- Hans Weber
- December 4, 2023
Czech Government and Medical Community Address Shortage of Child Psychiatrists
The Czech government and the medical community are taking steps to address the critical shortage of child psychiatrists in the country. To accommodate the increasing number of cases of mentally ill children, the General University Hospital (VFN) in Prague will establish a specialized ward for child psychiatric care and expand its daycare facility. This announcement was made by the Minister of Health, Vlastimil Válek (TOP 09), and David Feltl, the director of VFN.
The hospital plans to invest 140 million Czech crowns in expanding child psychiatric care. The reconstruction of outdated spaces in the psychiatric clinic will be carried out in stages, with around 90 million crowns allocated for outpatient care facilities that meet modern requirements and emphasize privacy. An additional 50 million crowns will be used to construct the new ward. A specific timeline for the completion of the reconstruction was not disclosed.
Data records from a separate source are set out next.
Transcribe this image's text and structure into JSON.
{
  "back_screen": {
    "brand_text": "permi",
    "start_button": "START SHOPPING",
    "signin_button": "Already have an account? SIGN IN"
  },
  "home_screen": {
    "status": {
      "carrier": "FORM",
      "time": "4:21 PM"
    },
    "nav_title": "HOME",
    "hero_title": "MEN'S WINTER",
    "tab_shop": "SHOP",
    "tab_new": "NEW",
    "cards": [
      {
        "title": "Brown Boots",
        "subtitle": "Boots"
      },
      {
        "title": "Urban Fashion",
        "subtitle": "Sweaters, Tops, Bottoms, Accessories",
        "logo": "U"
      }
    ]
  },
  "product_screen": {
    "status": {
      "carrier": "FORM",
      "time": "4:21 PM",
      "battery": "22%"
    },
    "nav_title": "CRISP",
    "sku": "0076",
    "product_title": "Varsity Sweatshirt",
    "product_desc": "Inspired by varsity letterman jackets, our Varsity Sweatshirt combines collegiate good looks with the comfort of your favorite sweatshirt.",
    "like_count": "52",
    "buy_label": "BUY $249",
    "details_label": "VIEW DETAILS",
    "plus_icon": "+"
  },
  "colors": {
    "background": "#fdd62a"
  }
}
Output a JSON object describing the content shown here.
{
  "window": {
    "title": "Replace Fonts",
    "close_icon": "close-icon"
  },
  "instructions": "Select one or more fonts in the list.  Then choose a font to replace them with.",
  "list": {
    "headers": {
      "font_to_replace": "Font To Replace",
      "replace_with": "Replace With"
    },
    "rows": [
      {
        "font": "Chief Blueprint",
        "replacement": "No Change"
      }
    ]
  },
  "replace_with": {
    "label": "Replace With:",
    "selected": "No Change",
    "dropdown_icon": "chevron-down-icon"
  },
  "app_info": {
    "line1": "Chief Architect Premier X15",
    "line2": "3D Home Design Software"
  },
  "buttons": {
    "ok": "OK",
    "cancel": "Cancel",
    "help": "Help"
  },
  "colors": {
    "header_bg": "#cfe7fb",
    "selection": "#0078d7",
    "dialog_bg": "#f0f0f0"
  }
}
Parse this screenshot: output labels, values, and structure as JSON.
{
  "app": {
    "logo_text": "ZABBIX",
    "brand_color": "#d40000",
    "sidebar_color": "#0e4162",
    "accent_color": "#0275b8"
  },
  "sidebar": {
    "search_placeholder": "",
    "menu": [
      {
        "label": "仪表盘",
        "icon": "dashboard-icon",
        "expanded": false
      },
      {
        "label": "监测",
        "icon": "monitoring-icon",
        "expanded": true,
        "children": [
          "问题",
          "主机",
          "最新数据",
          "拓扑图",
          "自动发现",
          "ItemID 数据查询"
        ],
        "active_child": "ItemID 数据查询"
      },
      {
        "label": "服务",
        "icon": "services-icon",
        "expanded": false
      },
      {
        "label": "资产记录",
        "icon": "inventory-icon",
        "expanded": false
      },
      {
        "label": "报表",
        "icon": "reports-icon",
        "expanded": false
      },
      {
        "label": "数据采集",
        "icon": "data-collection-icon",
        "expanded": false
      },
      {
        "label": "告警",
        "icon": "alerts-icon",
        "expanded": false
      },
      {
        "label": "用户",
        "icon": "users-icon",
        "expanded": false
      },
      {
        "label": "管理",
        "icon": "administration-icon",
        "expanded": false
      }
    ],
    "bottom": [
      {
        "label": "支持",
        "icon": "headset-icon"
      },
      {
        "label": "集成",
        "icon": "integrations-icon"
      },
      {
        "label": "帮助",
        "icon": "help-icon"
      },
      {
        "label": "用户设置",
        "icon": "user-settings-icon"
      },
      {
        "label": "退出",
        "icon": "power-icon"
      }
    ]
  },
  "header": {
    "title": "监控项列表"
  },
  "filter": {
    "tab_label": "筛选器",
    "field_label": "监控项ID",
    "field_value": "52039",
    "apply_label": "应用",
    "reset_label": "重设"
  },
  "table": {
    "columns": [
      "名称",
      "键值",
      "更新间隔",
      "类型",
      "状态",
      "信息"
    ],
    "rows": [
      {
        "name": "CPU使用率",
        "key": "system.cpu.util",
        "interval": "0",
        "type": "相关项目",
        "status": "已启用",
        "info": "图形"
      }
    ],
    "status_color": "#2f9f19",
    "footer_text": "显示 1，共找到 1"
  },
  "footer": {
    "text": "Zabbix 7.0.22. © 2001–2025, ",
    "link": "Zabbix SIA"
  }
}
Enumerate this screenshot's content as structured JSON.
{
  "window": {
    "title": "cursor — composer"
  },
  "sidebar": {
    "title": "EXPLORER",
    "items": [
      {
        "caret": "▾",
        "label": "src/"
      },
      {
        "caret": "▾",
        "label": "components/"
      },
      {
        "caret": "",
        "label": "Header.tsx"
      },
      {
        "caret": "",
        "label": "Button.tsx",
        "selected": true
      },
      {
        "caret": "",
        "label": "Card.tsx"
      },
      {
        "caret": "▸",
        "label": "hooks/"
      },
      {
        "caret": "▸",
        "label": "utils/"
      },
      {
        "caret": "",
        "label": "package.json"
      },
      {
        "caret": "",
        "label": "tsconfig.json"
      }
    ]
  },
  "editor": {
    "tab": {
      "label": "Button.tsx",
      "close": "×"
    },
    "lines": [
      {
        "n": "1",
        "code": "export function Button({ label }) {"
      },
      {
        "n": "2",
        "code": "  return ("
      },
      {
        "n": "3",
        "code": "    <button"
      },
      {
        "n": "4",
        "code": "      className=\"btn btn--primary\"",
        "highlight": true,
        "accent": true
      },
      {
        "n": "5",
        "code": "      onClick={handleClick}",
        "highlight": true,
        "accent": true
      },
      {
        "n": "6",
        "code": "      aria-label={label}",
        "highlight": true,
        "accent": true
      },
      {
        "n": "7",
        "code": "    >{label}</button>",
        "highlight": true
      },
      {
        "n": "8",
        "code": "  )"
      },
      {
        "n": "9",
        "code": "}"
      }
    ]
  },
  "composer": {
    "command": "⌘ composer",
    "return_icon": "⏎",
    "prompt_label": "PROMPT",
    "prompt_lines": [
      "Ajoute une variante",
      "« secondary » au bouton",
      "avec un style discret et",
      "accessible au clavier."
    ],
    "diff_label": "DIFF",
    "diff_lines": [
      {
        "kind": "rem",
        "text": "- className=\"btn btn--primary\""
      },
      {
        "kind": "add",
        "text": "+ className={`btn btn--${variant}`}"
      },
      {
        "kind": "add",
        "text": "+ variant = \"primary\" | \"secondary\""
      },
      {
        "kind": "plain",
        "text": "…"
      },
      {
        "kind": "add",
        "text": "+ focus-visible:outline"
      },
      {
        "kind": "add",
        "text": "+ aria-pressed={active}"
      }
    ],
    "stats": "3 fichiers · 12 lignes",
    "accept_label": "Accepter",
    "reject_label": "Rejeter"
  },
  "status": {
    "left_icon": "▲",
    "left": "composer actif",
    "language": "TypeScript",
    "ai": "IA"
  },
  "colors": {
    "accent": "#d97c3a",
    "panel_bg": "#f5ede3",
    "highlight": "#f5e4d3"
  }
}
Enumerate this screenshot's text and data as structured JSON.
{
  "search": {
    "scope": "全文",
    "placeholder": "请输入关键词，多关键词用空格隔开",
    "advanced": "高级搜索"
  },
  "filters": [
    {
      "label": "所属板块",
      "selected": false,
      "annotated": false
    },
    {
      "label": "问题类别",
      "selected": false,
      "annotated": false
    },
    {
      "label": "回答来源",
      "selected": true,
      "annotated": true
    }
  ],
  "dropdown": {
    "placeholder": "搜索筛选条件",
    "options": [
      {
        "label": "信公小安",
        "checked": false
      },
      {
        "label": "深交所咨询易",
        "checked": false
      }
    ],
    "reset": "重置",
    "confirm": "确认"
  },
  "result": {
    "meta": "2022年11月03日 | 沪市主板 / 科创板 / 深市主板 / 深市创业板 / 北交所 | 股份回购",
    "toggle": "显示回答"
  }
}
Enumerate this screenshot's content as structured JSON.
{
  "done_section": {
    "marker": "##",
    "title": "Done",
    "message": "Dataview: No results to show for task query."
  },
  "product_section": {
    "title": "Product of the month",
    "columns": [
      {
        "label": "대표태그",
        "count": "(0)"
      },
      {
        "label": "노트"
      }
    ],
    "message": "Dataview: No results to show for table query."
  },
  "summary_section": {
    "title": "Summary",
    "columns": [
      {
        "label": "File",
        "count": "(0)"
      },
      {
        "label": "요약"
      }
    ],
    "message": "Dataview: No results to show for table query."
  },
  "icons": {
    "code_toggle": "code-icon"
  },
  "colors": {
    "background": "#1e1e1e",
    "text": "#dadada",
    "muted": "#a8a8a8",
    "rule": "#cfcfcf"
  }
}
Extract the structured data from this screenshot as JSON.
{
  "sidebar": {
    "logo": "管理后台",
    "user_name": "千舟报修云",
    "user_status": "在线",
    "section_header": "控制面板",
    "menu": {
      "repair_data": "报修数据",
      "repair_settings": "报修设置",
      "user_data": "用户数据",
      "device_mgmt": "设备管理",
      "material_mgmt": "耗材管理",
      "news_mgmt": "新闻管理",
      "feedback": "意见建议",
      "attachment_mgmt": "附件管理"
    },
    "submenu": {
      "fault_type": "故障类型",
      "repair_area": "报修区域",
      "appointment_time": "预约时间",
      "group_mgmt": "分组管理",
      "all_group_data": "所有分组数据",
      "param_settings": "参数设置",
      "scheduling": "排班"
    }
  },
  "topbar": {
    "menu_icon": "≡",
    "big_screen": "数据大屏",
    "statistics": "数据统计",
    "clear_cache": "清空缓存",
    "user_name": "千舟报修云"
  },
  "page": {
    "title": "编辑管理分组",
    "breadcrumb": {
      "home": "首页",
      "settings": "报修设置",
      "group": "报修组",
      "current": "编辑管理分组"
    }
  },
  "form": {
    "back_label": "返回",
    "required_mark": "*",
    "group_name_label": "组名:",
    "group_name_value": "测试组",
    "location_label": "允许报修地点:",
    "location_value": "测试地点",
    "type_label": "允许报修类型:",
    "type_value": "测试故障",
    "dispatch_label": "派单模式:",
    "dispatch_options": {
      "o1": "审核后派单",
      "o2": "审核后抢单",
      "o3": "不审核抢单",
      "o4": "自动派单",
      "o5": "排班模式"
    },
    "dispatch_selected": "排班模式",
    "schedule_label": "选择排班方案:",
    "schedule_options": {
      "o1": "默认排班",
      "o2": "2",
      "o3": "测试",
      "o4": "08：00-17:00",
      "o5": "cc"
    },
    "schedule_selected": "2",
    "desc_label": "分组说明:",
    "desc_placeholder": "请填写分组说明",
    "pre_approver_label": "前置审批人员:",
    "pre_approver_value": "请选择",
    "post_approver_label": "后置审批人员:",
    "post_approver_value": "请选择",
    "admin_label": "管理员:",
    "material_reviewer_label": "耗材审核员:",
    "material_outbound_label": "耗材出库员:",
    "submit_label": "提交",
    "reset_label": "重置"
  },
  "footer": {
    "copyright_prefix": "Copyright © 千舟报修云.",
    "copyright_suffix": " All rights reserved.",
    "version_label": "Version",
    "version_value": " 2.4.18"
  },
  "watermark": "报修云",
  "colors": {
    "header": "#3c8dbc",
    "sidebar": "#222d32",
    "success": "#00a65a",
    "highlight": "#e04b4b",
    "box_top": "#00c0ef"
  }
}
Minister Válek emphasized the overlooked need for child psychiatrists, stating that the construction of children’s beds is essential. He pledged support for child psychiatry and adult psychiatry in the coming year, emphasizing the importance of widespread accessibility, particularly for adolescent psychiatry, as the number of adolescents in need of psychiatric care is on the rise.
This sentiment was echoed by Martin Anders, the head of the psychiatric clinic at the hospital, who attributed the increasing demand for psychiatric care among adolescents to factors such as social media, the COVID-19 pandemic, and the stress related to the conflict in Ukraine.
The hospital had previously closed its ward for mentally ill children due to lack of interest but now recognizes the urgent need to revive it.
The hospital currently operates a daily care facility for child and adolescent patients aged 14 to 18 who suffer from conditions such as depression, anxiety, phobias, or eating disorders. However, it is not suitable for patients with suicidal tendencies or substance addiction. For these cases, the hospital operates a detoxification center, which has seen a significant increase in admissions. This year, 125 children and adolescents have been treated at the center, up from 212 last year. Most commonly, these patients are dependent on methamphetamine and marijuana.
The detoxification center faces challenges due to inadequate facilities and capacity issues, as it shares a building with the women’s psychiatric ward. This highlights the pressing need for investment and expansion of psychiatric services for children and adolescents in the Czech Republic.
Article by Prague Forum